the Optimists View
This morning I've read a number of articles painting a somewhat bright outlook for the lodging industry and how it may be spared the harshest effects of the recession. Some of these articles discuss where your focus should be shifted to ensure minimal impact from a downswing in the economy. Having survived really tough economic situations in sales roles before, I started thinking about the fear I woke up with each morning during the fourth quarter of 2001 and all of 2002. The interesting balance all sales leaders face is controlled optimis...listening to the General Managers pessimism while still trying to present a positive, uplifting 'we can do it' spirit to the sales team.
All this led me to think about truly affecting change within your team to survive potential tough times, or at least times that call for more tenacity than previously required.
In today's economic climate, there is no such thing as maintaining status quo. Even if your budget from last year to this year is flat, for most of us meeting that budget means working harder than you did last year to achieve the same numbers. If continual change is necessary to survive, as a leader how do I get my team to support organizational aspirations? Because, without my team, I’m dead in the water.

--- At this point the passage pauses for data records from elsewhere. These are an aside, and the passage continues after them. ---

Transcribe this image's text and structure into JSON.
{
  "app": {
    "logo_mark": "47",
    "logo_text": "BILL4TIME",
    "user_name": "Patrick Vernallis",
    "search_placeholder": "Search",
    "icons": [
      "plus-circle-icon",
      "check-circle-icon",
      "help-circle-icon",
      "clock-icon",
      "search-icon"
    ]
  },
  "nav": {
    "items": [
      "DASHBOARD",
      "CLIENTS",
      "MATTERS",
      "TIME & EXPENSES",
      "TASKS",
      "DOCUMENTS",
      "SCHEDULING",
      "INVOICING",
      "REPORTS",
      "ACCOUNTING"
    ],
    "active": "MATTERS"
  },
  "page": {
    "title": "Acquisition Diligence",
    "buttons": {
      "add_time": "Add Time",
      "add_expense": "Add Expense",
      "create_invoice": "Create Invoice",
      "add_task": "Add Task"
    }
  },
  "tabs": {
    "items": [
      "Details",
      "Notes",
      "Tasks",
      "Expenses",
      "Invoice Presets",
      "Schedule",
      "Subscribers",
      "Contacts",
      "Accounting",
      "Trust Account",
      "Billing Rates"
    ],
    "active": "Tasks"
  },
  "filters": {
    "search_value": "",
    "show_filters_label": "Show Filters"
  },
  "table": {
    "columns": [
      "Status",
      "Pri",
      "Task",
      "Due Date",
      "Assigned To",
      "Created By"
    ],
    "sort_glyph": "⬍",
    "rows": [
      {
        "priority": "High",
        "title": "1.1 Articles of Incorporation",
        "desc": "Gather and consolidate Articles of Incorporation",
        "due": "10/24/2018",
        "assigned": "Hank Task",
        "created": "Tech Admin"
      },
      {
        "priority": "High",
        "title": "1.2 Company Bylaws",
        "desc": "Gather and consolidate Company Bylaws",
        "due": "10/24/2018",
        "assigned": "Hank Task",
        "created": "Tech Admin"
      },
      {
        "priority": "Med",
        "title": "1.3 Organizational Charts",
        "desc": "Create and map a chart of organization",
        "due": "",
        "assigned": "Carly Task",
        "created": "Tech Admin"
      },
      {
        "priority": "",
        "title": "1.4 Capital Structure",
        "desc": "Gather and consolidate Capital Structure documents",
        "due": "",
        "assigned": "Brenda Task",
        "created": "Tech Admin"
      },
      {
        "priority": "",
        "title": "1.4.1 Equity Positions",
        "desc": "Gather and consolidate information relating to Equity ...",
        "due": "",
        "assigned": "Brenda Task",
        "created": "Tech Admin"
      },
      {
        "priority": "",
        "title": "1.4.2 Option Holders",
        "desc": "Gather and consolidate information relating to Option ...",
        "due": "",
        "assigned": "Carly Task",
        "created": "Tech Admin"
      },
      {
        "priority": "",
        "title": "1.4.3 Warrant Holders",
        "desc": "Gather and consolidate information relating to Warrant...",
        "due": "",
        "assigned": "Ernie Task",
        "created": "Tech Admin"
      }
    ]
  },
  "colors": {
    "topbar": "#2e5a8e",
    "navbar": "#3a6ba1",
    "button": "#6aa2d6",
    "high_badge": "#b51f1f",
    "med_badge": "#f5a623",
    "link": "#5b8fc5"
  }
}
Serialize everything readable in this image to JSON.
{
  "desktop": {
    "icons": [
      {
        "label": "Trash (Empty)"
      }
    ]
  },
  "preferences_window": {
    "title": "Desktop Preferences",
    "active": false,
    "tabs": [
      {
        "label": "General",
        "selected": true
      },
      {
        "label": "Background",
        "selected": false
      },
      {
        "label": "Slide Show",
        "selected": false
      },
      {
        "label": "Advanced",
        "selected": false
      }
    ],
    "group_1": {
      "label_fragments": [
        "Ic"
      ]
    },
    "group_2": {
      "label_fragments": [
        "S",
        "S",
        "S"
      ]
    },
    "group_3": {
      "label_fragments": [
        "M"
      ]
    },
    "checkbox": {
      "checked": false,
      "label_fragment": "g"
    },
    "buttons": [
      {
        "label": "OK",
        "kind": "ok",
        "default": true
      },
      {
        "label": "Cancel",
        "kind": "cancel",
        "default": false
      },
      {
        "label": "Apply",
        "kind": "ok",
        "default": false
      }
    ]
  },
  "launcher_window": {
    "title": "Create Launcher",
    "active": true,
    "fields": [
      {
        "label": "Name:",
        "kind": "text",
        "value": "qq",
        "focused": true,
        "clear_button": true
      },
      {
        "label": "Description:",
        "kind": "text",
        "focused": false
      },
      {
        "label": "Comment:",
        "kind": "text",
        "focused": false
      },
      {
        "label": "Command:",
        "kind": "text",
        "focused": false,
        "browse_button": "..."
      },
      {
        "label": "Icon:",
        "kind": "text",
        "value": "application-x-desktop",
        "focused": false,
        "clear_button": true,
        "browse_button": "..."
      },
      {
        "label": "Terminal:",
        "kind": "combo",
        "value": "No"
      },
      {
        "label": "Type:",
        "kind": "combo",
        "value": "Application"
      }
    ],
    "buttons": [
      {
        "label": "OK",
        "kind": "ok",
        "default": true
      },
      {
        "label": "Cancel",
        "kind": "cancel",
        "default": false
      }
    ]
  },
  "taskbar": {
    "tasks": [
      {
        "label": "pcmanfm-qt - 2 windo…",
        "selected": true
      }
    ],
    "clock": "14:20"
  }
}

From my years in leading sales and operational teams in hotels the thing that mattered most was gaining the team’s buy-in. If there's dissension on the bus, you'll have spirit-killing grumbling long before you arrive at your destination. Every player must understand the goal, feel it is attainable and be ready and willing to support each other along the way.
How do you earn your team's buy-in? I believe the only way is to share your goals...in an upbeat, positive way. If you don't believe you can reach the goal, neither will your team.
Triumph or Tragedy
Believe it or not, one thing I struggle with is optimism. When given a goal or creating one for myself, I tend to believe the sky is the limit and react accordingly. The good thing about this is it results in high expectations, which I personally believe are essential. The tough part is, keeping your chin up when you don't meet the goal. Not letting it crush your spirit and make you feel like a complete loser. Being able to pick yourself up, realign your vision to present reality and set a new goal.
Doing this is always easier with full buy-in and support from your team. A true spirit of 'in it together-ness'. What is the best way to create buy in? COMMUNICATION